Mexico has announced and published the phytosanitary requirements for the entry of Chilean citrus fruits into the country. According to Simfruit, this milestone was achieved after Rodrigo Astete, head of SAG's Agricultural, Forestry, and Seeds Division, Miguel Canala-Echeverria, the general manager of ASOEX, and Mario Hernandez, the coordinator of the Agricultural Office of the Embassy of Chile, met in March in Mexico with authorities of the National Health, Safety, and Agrifood Quality Service of Mexico (Senasica) to analyze topics of mutual interest in matters of bilateral trade in fruits.
At the meetings, the parties agreed that Senasica would publish the phytosanitary requirements for the entry of Chilean citrus fruits (lemons, clementines, and mandarins) to the Mexican market, which happened on March 17, and that Chile would initiate the respective actions to open the Chilean market to Mexican limes.
Rodrigo Astete, from the SAG, highlighted the importance of opening this market for Chilean citrus. “Since 2008, there has been a change in phytosanitary requirements for clementines, requiring the application of a treatment with methyl bromide that directly impacted the quality of the fruit due to phytotoxicity, which generated a disincentive to export to Mexico. In 2012, Chile and Mexico started negotiations so the Chilean lemon (Citrus limon) could access the Mexican market, but substantial progress was only achieved in 2019 when the Chilean clementines, mandarins, and lemons were grouped so they would have to comply with the same phytosanitary measures, which are established by Mexico's SENASICA and agreed upon by both countries. As a result, in 2023 the Chilean counter-season citrus productions gained access to the Mexican market.”
“It's worth noting that the inspections are the main phytosanitary measure. This allows our export product to arrive with excellent post-harvest quality, increasing the interest of Mexican consumers and improving our competitiveness in that country.”

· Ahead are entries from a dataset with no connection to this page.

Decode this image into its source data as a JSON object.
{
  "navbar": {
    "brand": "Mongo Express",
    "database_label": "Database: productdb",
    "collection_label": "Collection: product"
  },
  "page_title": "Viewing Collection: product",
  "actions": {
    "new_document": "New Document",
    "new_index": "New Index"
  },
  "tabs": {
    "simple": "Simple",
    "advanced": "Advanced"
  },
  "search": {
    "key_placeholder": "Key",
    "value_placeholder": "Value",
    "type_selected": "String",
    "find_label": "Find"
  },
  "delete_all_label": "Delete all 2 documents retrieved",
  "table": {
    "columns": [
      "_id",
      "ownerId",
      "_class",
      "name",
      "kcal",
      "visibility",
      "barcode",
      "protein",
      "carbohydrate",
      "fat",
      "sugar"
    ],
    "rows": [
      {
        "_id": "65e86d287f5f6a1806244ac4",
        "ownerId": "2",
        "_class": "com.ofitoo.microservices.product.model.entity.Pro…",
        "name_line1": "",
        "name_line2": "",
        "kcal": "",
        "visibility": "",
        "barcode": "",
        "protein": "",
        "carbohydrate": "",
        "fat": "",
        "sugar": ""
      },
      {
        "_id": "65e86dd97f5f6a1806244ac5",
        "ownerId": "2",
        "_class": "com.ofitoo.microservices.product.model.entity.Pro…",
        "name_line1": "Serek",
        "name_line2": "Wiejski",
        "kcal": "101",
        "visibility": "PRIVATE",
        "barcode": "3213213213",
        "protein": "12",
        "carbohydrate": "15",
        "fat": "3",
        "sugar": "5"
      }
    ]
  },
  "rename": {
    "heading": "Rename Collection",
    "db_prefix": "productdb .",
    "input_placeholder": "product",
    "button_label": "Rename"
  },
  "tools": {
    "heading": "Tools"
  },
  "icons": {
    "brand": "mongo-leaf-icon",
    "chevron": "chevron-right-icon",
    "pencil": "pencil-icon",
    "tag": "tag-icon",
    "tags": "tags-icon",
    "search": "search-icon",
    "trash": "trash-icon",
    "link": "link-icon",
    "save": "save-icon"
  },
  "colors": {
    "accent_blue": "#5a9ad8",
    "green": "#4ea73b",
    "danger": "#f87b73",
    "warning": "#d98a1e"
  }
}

“This is very positive news for ASOEX, not only because it means that our shipments will be made under an inspection system, allowing us to deliver fruit of better quality and condition to consumers, but also because it expands and diversifies our citrus' destination markets,” stated Miguel Canala-Echeverria.